**Required work:**
The reply should hold only the lines from the one with "Extract the structured" through the end of the data, each given exactly.

**Stored data:**
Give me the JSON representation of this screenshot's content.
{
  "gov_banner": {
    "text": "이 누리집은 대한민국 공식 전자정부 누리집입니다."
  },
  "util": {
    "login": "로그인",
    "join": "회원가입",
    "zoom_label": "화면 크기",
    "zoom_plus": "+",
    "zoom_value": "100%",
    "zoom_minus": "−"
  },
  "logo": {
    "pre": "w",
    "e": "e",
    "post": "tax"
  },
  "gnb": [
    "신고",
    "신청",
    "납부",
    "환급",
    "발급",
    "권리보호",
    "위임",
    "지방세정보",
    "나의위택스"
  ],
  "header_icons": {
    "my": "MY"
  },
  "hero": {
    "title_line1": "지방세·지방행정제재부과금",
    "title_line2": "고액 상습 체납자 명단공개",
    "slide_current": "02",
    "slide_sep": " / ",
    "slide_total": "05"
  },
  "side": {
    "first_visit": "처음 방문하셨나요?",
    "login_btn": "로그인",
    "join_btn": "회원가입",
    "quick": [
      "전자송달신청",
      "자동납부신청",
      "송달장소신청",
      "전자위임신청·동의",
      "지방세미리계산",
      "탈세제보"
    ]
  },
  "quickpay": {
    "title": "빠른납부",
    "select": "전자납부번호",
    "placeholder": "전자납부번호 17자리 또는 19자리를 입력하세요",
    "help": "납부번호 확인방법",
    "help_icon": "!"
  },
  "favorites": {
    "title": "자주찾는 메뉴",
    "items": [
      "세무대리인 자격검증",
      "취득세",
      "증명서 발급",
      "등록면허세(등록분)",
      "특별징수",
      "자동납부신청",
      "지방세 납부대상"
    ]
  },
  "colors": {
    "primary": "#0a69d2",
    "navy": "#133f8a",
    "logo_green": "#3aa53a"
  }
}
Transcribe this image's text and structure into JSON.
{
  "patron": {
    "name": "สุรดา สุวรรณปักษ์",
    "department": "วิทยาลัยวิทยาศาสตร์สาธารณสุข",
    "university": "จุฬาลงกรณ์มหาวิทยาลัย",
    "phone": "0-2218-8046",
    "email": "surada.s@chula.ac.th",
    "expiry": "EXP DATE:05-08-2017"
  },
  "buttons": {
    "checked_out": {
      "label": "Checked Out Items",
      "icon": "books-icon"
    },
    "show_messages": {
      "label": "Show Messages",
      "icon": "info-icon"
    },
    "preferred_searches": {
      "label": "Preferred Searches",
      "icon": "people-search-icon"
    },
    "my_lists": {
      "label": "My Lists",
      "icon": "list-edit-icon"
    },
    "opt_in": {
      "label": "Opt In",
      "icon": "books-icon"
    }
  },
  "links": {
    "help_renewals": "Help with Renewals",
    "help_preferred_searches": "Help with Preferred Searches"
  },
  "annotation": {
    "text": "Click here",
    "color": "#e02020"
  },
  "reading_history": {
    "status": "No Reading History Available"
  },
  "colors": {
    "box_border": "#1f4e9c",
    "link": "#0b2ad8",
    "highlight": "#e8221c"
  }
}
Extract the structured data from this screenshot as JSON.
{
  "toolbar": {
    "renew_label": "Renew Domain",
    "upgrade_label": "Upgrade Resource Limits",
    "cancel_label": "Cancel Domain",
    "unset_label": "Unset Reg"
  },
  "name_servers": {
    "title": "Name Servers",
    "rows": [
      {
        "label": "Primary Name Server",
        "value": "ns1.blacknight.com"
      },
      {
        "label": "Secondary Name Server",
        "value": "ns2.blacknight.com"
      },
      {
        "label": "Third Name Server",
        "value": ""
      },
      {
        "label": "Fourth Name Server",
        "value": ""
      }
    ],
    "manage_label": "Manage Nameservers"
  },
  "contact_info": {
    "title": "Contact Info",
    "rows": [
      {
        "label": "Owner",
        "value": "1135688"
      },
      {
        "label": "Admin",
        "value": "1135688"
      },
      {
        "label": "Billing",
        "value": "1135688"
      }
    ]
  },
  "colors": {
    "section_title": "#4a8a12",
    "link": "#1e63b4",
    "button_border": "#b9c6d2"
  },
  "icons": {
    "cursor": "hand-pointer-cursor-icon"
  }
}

**Output of the task:**
Extract the structured data from this screenshot as JSON.
{
  "toolbar": {
    "renew_label": "Renew Domain",
    "upgrade_label": "Upgrade Resource Limits",
    "cancel_label": "Cancel Domain",
    "unset_label": "Unset Reg"
  },
  "name_servers": {
    "title": "Name Servers",
    "rows": [
      {
        "label": "Primary Name Server",
        "value": "ns1.blacknight.com"
      },
      {
        "label": "Secondary Name Server",
        "value": "ns2.blacknight.com"
      },
      {
        "label": "Third Name Server",
        "value": ""
      },
      {
        "label": "Fourth Name Server",
        "value": ""
      }
    ],
    "manage_label": "Manage Nameservers"
  },
  "contact_info": {
    "title": "Contact Info",
    "rows": [
      {
        "label": "Owner",
        "value": "1135688"
      },
      {
        "label": "Admin",
        "value": "1135688"
      },
      {
        "label": "Billing",
        "value": "1135688"
      }
    ]
  },
  "colors": {
    "section_title": "#4a8a12",
    "link": "#1e63b4",
    "button_border": "#b9c6d2"
  },
  "icons": {
    "cursor": "hand-pointer-cursor-icon"
  }
}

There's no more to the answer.